The information below is taken from the relevant Local Authority's planning legislation, which was correct at the time of research but may have been amended in the interim. Please check with the Local Authority for latest planning information.
Sudbury Court Open Space, June 2001. Photo: S Williams
Click photo to enlarge.
Sudbury Court Open Space, known locally as The Pimple, is a small park within Sudbury Court Estate, and it was once part of Sudbury Farm, which had consisted of 56 acres. The farmland was purchased by Rebecca Houblon in 1757 and later held by the Houblon Charity; from 1851-1900 the Perrin family farmed here. In the 1920s the land was sold to the firm of Comben & Wakeling when the Sudbury Court Estate was being developed. The land was part of the large estate of Lord Northwick and many of the roads are named after villages in the area of his Gloucestershire seat.
Holt Road recalls Holt Farm, which had once been farmed by Thomas Anthony Trollope, novelist Anthony Trollope's father, who leased 157 acres of Ilott's Farm from Lord Northwick for 21 years. He re-modelled the farm at considerable cost, but had eventually to flee to Belgium as a result of financial problems caused by the agricultural depression of the time. Trollope supposedly used his father's farm as a model for 'Orley Farm'.
Sudbury Court Estate was built between 1927-35 and is described as one of the best surviving mock-Tudor estates in the area, developed by Comben & Wakeling. James Comben was at one time the Mayor of Wembley. Wakeling's son Eric built a house for himself on the estate at No.238 East Lane, the attractive Villa D'Este, built 1932. The site of the park was later passed to Wembley Council as public open space and now forms a recreation ground on a hill in the middle of the Sudbury Court Estate. It has original hedges and some mature oak trees.
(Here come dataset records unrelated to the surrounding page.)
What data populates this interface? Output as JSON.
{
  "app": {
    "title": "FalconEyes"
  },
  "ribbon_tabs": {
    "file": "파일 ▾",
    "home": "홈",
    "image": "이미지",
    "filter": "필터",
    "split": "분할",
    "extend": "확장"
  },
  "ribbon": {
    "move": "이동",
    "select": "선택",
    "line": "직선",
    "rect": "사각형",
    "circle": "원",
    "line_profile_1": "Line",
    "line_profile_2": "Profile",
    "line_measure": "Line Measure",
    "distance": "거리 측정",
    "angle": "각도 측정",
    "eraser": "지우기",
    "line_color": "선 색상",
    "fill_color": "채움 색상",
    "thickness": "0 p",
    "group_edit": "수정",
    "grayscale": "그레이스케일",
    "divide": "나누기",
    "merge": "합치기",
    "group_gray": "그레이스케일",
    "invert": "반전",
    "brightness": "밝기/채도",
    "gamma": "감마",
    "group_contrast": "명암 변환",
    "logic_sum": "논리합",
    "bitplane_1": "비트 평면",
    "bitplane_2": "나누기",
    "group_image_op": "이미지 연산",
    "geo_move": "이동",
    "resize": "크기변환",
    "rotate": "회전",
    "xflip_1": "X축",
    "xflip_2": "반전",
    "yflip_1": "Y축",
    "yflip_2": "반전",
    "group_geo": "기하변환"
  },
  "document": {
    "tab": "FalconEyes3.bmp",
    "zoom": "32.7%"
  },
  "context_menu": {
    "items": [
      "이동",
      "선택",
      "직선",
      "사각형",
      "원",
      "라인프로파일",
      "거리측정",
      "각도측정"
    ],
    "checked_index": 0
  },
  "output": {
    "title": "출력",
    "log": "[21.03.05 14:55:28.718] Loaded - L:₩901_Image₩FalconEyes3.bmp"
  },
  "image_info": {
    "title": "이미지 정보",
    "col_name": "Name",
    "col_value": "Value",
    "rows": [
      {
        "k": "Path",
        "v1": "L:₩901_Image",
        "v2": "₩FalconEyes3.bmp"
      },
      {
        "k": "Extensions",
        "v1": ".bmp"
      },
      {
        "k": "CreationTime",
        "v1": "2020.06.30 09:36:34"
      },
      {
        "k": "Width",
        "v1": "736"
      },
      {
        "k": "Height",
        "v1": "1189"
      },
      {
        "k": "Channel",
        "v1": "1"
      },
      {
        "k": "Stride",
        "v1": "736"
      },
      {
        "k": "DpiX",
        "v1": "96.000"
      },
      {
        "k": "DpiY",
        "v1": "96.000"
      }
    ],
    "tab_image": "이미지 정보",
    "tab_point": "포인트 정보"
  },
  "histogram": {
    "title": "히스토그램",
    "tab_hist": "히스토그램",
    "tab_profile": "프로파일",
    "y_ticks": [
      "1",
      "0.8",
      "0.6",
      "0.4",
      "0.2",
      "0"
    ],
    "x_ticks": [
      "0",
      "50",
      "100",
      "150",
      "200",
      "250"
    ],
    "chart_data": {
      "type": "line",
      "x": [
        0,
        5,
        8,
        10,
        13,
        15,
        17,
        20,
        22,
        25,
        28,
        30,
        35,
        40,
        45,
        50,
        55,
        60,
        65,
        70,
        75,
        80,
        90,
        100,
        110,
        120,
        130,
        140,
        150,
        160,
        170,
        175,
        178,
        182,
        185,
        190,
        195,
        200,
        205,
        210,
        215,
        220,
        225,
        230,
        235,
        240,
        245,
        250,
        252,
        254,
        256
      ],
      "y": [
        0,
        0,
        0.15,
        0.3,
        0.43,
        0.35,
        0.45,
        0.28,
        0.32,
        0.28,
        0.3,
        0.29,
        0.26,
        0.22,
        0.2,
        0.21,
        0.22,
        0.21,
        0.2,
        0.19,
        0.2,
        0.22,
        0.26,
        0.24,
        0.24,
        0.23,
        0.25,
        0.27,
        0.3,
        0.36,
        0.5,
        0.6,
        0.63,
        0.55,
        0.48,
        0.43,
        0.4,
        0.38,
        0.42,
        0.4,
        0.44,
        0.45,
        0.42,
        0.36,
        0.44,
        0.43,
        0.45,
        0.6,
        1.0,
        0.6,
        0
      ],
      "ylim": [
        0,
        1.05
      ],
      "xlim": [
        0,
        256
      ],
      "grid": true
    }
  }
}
Ian Yarham, Meg Game 'Nature Conservation in Brent, Ecology Handbook 31', London Ecology Unit, 2000; Adam Spencer, 'Wembley and Kingsbury: Britain in Old Photographs', Sutton Publishing 1995; LB Brent ' A Sudbury Stroll'